by Todd Crocker | AHL On The Beat Archive
The folks at Expedia might want to contact Mark Arcobello about coming to work for them after his hockey career.
Flight and hotel? Rental cars? Things to do? The Toronto Marlies center covered it all last season. He shares a record that sounds dubious but upon reflection tells a fan how difficult it is to not only make the NHL and stay in the NHL but stay with one club.
Five years ago, Mark Arcobello was finishing up with the Yale Bulldogs and giving pro hockey a chance with the Edmonton Oilers, who placed the talented goal-scorer with the Stockton Thunder of the ECHL.
"Immediate impact" is an understatement. His ECHL All-Star Game MVP award pushed him onto the roster of the AHL’s Oklahoma City Barons and under the watchful development eye of head coach Todd Nelson.
Nelson’s assessment — that Arcobello quickly figured out the pace of the game and adjusted — has been true at each level he played. Arcobello is familiar with not taking a mini-vacation come All-Star weekend and traveling to the skills competition and game.
In the first game after he was sent to the Marlies from the Maple Leafs earlier this season, the Milford, Conn., native wasted no time trying to show there might have been a mistake made. In Albany he shouldered the team and potted the game-tying goal, then in OT snagged the winner. Three days later in Hartford, he had the game’s first goal which was also the eventual game winner. Then for good measure he dropped one in on a shootout two days later in Utica, which also proved to be the difference in another Toronto victory.
The Marlies’ record since Arcobello joined the team has been a November storm. He showed up on the first of the month and the team has only one loss (in OT) in nine games since. Twelve points in nine games, including a seven-game scoring streak. For the speedy center, he is as good at deflection as they come.

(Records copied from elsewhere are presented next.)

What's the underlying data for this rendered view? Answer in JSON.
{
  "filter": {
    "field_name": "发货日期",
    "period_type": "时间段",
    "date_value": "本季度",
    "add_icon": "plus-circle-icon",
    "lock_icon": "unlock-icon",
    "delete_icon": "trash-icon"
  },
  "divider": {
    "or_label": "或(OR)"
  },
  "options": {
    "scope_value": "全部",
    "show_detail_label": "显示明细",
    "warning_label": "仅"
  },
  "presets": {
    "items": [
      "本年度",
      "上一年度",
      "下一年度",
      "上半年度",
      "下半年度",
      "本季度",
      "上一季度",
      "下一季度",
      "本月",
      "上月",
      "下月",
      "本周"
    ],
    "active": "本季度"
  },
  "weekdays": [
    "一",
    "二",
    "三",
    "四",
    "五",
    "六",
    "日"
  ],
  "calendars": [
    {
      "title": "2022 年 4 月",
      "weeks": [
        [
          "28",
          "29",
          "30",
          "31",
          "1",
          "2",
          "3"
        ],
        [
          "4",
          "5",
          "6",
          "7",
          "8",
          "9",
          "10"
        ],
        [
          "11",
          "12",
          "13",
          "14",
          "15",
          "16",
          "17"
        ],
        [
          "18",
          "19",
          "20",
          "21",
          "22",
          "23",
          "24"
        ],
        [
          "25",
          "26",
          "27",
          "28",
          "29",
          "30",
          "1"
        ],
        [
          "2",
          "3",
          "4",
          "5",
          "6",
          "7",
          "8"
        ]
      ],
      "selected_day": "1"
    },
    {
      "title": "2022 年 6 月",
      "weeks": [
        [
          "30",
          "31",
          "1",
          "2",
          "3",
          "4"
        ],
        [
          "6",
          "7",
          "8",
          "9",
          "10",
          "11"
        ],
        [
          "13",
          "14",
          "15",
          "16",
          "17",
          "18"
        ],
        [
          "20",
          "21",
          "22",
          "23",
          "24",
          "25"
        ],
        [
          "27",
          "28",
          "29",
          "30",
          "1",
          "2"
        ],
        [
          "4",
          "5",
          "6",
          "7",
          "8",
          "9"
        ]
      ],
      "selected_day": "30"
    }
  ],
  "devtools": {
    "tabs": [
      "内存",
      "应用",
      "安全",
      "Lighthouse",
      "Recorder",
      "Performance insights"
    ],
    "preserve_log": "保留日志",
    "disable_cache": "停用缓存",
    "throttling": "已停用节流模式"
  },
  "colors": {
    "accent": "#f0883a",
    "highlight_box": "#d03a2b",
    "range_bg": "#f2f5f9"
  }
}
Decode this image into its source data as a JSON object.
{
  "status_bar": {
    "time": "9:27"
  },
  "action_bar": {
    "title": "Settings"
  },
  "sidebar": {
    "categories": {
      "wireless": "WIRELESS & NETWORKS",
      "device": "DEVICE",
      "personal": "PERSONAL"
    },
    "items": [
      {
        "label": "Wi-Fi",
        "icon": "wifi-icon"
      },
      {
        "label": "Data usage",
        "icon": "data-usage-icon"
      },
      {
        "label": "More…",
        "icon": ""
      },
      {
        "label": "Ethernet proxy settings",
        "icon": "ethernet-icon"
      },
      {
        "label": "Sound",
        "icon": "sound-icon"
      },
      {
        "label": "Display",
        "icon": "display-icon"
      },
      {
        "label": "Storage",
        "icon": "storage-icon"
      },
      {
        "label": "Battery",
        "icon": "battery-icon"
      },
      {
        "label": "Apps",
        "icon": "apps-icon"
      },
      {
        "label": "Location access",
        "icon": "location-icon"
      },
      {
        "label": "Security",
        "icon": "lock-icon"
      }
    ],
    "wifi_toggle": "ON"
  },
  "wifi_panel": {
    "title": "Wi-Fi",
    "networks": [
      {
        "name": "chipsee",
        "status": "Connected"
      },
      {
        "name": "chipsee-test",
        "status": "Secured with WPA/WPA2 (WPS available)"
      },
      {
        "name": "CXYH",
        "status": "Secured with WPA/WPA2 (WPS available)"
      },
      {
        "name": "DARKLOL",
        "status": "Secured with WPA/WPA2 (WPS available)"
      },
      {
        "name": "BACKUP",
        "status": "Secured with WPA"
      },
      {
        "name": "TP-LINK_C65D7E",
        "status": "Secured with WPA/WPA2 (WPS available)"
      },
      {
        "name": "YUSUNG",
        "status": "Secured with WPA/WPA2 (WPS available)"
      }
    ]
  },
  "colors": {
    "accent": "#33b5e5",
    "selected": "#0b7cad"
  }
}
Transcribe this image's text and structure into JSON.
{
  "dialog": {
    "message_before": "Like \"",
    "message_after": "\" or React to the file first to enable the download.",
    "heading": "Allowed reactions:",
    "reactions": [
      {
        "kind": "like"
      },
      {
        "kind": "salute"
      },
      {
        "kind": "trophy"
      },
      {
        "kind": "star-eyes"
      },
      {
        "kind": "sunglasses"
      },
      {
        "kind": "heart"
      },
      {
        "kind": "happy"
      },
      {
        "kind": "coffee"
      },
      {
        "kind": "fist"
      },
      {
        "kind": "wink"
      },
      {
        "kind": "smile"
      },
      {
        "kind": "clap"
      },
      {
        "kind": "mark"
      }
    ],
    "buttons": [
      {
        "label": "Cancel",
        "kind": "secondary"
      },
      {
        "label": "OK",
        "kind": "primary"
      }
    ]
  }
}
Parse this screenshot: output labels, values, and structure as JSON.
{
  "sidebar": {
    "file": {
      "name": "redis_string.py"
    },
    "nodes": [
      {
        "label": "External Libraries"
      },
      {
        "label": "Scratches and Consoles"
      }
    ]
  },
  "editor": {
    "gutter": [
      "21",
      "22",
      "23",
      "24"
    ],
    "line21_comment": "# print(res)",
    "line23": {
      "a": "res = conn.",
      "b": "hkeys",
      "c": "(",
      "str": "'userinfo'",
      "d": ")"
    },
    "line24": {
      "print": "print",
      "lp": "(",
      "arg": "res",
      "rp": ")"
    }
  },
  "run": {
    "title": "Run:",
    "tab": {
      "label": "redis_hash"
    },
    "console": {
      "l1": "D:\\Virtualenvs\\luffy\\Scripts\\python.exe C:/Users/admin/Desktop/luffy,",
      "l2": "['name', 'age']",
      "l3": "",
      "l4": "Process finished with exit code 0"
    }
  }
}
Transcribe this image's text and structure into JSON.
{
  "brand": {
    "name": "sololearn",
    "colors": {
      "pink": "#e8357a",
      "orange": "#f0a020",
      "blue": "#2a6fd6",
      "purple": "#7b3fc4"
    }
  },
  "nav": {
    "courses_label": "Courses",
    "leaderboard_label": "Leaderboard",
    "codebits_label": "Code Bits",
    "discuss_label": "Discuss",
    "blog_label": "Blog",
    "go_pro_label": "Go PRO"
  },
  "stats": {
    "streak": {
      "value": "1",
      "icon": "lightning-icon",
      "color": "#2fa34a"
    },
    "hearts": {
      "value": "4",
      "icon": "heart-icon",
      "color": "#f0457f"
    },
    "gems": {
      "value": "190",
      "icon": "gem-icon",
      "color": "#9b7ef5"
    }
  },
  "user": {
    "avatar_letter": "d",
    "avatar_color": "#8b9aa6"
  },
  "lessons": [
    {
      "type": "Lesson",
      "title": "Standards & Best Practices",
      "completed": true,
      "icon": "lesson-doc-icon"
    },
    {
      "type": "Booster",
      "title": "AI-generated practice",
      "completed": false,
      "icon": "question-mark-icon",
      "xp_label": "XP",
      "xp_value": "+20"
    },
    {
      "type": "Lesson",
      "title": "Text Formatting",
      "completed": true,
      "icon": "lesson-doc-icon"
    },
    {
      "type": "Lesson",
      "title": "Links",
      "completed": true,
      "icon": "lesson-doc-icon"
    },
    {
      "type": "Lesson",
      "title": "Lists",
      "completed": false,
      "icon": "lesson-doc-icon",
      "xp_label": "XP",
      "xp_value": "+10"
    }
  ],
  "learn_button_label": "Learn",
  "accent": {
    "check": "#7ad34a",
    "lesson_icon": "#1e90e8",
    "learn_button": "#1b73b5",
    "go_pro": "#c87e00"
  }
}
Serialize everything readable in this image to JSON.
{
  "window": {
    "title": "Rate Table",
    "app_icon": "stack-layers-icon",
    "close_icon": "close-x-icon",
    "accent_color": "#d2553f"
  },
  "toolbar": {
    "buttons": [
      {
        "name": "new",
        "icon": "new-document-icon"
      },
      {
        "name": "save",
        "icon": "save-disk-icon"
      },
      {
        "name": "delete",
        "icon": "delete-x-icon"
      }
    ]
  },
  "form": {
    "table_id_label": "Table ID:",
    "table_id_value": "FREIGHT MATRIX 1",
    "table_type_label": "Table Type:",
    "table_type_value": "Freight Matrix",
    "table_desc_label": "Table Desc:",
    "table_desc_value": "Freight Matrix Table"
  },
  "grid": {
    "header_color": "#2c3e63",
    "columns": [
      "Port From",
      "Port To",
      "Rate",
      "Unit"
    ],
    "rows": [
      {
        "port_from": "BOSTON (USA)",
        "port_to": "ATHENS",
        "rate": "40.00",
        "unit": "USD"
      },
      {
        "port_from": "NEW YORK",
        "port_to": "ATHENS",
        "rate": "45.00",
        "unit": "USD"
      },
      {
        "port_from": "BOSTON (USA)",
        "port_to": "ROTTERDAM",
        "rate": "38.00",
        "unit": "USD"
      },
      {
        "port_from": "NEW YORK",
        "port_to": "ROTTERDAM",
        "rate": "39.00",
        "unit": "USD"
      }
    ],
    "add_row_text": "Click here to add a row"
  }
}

“The guys on this team are talented,” Arcobello said. “We’re stacked with talent and that makes it easier.”
There is a level of comfort you see in his game at this level. He anticipates well, has vision that matches his speed and seems highly focused. Except it isn’t comfort at all.
“I’d say it’s a confidence,” Arcobello said. ”I know the player I can be in this league.”
If that is what confidence looks like, teams better start adding confidence coaches to the expanding roster of helpers players have access to in professional hockey.
The folks at the giant travel website might want to show off Arcobello on the golf page, too, as his game has found a very golf-like recognition. The old links mantra — You don’t play golf to relax, you relax to play golf — seems to fit.
“When I got to Arizona I just relaxed in my game,” Arcobello recalled. “I just thought, ‘Well, this is one more opportunity,’ and I just relaxed and I think I had some success there.”
Sixteen points in 27 games. Conclusions like that you don’t draw in pencil. The Maple Leafs noticed and signed Arcobello to a team in transition. That leads to the teams of transition that populated a wicked year of travel.
In 2014-15, Arcobello joined two other players (Dennis O’Brien and Dave McIlwain) as players who skated for four NHL teams in one season.
First, the Oilers traded him to Nashville for Derek Roy. Arcobello promptly scored, but was placed on waivers four games later.
The Pittsburgh Penguins, who were so banged up they were sleeping at night with the waiver wire dinging in their dreams, grabbed Arcobello. It wasn’t long though as he went back on the wire again and finished the season with Arizona, totaling 17 goals and 14 assists in 77 NHL games for four organizations. No doubt Arcobello thought the next call might be from the dot-com dream planners.
“You can’t complain,” he said. “You’re doing something you love. And for me, I’m just one guy who has to move all those places. All the flights, hotels, rental cars, getting rides to the rink, where things are, all the people close to you trying to understand too…it isn’t easy, I can only imagine how a guy who has to pack up or leave behind his wife and kids would manage it all.”
Arcobello seems undeterred. Rolling with what is happening, all the while applying some invisible drive force that keeps good hockey people watching him.
A really rough translation of Arcobello might be beautiful shot (beautiful bow and arrow might be more accurate), and if the points keep piling up as they have been he’ll likely get another one. If it comes this year, in this organization, the only travel involved in moving from the Toronto Marlies back to the Toronto Maple Leafs will be across the hall at the practice rink.
Expedia will have to be disappointed.